Torn Wing: An Elegy To Childhood
There are forty images in this body of work. All the photographs were made reflexively with a small pocket film camera during the time I lived in New York City from 1973 to 2004.
This series continues my lifelong investigation of The Human Condition. It is not about homelessness, but about fragility and how I as a photographer found a way to express what was lingering inside my unconscious store of personal experience.
Torn Wing began without known purpose and lay dormant until I moved 2,000 miles nearer to my family of origin. In this proximity, the early childhood damage that my brothers and I experienced became evermore evident. I began to ponder the fragility of human beings and the consequences in adulthood for the children of poverty, abuse and neglect.
As my mind focused on the dilemma of children who become broken adults, I experienced a spontaneous recall of the photographs made long ago. In gestation as film negatives, each person, location, and date of capture, remembered as if by telepathy.
As an adult living under the sea of my own childhood trauma, when I photographed the people you see here in the “Torn Wing” series, I photographed what already resided in my unconscious mind. Frederick Sommer, the experimental philosopher-photographer, speaks of this phenomenon. ”When you go out to make a picture you find you are moved by something which is in agreement with an image you already held within yourself.”

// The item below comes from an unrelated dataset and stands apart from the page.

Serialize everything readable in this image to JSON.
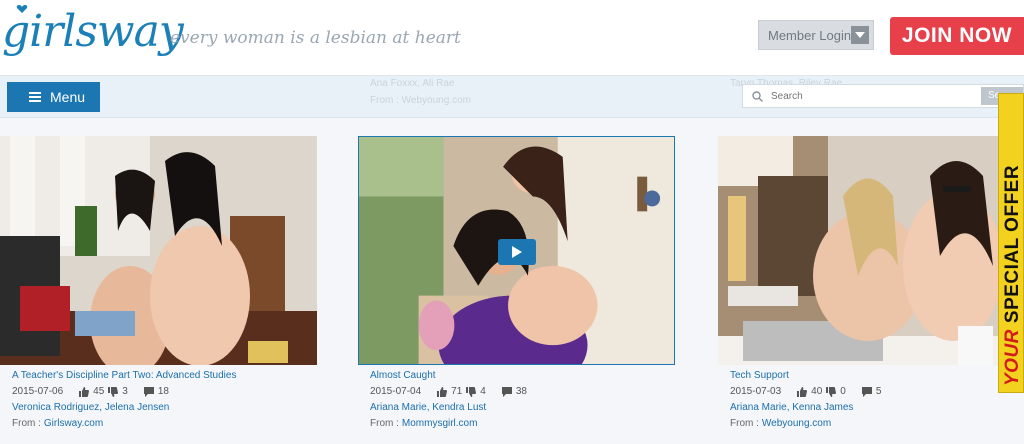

I clearly saw and pointed to each stranger as a memory of an emotional resemblance. As I looked and snapped, what drew my eye was the archetype of father, mother, brother, husband, uncle, and self. He is the father who disappeared; she is my depressed mother; she is me crushed by divorce; he is my alcoholic husband; she is me as a young mother; I am lost like she, and my brother, alone like he; all in-waiting for the angels to free us from our earthly suffering.